December 1, 2013 – A delivery truck on its way to the little store in the center of town, hit a frost heave not far from our home. The jolt sent wooden crates loaded with produce reeling about in the cargo area until they bounced off the back of the truck exploding with a splat on the side of the road. Gertrude, Mrs. Turner’s goat, saw the entire incident unfold. She called me on my cellphone.
“Hap! You’ve got to get down here. Bring the ladies and the red wagon! There are heads of romaine… spinach and radicchio leaves… carrots, celery stalks, apples… oh my! It’s a smorgasbord! I’m filling up my cart right now and there’s plenty more to be had!”
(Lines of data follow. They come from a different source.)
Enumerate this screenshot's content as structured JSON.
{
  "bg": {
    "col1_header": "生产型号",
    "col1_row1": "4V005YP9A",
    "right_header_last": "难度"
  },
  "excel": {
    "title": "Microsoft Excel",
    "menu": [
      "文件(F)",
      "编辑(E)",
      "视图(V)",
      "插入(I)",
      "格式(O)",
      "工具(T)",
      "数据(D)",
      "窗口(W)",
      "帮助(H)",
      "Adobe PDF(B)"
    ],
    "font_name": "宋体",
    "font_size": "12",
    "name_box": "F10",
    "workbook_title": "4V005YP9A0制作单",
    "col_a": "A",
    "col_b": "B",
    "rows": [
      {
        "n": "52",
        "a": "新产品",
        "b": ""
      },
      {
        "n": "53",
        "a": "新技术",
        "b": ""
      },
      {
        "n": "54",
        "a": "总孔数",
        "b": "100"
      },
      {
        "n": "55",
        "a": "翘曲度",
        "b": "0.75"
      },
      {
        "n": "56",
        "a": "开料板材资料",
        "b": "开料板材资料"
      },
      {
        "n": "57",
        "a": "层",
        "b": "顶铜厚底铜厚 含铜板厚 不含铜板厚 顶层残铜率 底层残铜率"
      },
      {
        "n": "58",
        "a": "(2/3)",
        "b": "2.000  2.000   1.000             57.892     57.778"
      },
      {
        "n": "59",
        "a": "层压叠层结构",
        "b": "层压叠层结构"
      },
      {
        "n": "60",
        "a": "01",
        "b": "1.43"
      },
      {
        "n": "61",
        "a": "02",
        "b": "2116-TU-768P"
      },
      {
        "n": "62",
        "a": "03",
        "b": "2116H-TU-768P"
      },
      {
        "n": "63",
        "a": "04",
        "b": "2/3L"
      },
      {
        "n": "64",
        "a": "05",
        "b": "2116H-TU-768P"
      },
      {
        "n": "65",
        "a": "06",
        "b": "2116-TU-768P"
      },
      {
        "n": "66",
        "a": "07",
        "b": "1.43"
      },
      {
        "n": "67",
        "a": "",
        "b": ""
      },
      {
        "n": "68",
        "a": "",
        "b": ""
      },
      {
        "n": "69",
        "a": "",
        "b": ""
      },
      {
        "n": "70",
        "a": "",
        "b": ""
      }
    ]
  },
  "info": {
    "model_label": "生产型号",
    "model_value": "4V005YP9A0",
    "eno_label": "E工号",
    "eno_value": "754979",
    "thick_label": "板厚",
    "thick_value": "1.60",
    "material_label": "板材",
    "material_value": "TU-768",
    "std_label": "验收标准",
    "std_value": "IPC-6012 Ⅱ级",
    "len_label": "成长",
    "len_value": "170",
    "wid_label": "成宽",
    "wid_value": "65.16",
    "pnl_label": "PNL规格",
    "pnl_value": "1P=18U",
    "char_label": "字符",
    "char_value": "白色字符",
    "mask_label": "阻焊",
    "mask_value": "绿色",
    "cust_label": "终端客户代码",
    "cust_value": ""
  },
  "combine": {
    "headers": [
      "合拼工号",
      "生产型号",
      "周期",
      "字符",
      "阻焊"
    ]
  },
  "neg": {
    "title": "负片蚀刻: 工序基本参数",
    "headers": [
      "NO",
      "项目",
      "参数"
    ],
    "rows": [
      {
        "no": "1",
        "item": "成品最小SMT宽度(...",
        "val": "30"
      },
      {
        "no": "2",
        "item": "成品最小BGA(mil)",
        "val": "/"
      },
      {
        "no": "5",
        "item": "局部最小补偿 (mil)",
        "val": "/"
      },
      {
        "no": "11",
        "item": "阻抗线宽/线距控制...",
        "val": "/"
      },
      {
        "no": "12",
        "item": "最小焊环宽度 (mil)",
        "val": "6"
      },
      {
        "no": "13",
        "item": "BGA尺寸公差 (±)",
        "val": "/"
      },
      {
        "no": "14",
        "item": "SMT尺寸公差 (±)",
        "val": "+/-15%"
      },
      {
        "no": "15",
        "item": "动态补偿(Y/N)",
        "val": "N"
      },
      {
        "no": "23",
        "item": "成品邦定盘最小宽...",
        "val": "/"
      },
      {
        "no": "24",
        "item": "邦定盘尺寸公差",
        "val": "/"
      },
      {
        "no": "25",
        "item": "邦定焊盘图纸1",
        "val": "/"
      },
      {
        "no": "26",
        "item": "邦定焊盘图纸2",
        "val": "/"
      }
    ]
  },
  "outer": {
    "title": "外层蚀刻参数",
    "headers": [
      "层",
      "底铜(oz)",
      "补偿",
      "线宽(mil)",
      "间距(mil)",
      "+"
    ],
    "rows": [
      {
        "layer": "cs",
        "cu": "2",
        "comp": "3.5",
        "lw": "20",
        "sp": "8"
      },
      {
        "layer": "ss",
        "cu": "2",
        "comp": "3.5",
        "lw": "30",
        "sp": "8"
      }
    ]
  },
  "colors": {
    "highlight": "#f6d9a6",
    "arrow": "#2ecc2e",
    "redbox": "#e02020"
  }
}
What a great way to start December! I grabbed Addie, Sawyer and Wilma and took off toward the site. I hurriedly pulled the wagon behind me until we hit the crest of the hill on the stretch of road just before the spot where our friend waited. I jumped into it and yelled to the other three to follow suit. The four of us exploded into the biting wind, picking up speed with each passing second. We were traveling so fast that we nearly blew past Trudy. We would have missed the stop altogether if Wilma hadn’t tossed the rope and the bag of sand out the back end. That’s why she’s always last. She’s the anchor hen.
Trudy wasn’t kidding. There was produce all over the place! I even found a few jars of peanut butter and jelly with dented lids. It was like winning the lottery!
“Maybe we should try to find the driver of the truck,” Addie commented as the last head of lettuce was being consumed on the spot by Gertrude. The goat shook her head in disapproval.
“Don’t worry about it,” she replied. “I’ve been through this before. The driver can’t sell the food once it hits the ground. It’s considered contaminated for human use. He’d have to throw it away. Plus, we’re helping him by cleaning up the mess.”
“Still,” Sawyer deliberated, “Addie has a point. We should find him and at least tell him what we’ve done. I wouldn’t feel right about taking this otherwise.”
The girls were spot on. Wilma and Addie agreed to head back home with the wagon, while Sawyer and I continued on to the Center Store in hopes of catching up with the delivery man. We arrived just as he was about to hop back up behind the wheel. We explained who we were and how the crates fell off the back of the truck. He didn’t seem at all distracted by the fact that he was talking to chickens. Sawyer and I get that a lot. It’s because we’re strikingly beautiful and the human doesn’t realize that we’re birds.
Anyway, the driver told us that he saw a couple of crates fall out. He took full responsibility for the mishap since he had forgotten to pull down the roll door before driving away from his last stop. He thanked us for cleaning up and said we were welcome to have whatever was salvageable.
The best part was when he gave us a ride home in his truck! Sawyer was a bit hesitant since we didn’t really know him, but I told her not to worry. I was watching a Kung-Fu movie when Trudy’s call came in. I memorized all the moves. The cab was enormous! I could picture myself at the helm travelling across country. Sawyer must have sensed what I was thinking. She whispered not to expect for one second that she would work the pedals on a vehicle that big.
A minute later and Adam, (that was his name), dropped us off at the end of our driveway. The truck beeped as it backed into the road and we waved goodbye to our new friend. He honked the horn and waved back with his entire arm. Mom was just coming out of the house. Oh, boy.
We came clean, as honesty seems to work best with her. She listened to our story, upset that we had taken a ride with someone we didn’t know. She’s signing us up for an online Stranger Danger class this week. But she checked over the produce and decided we could keep it.
Needless to say that we’re all stuffed tonight. I sent a text to Gertrude thanking her for the heads up. She’s a good kid, that goat.
I wonder what other surprises this month will hold.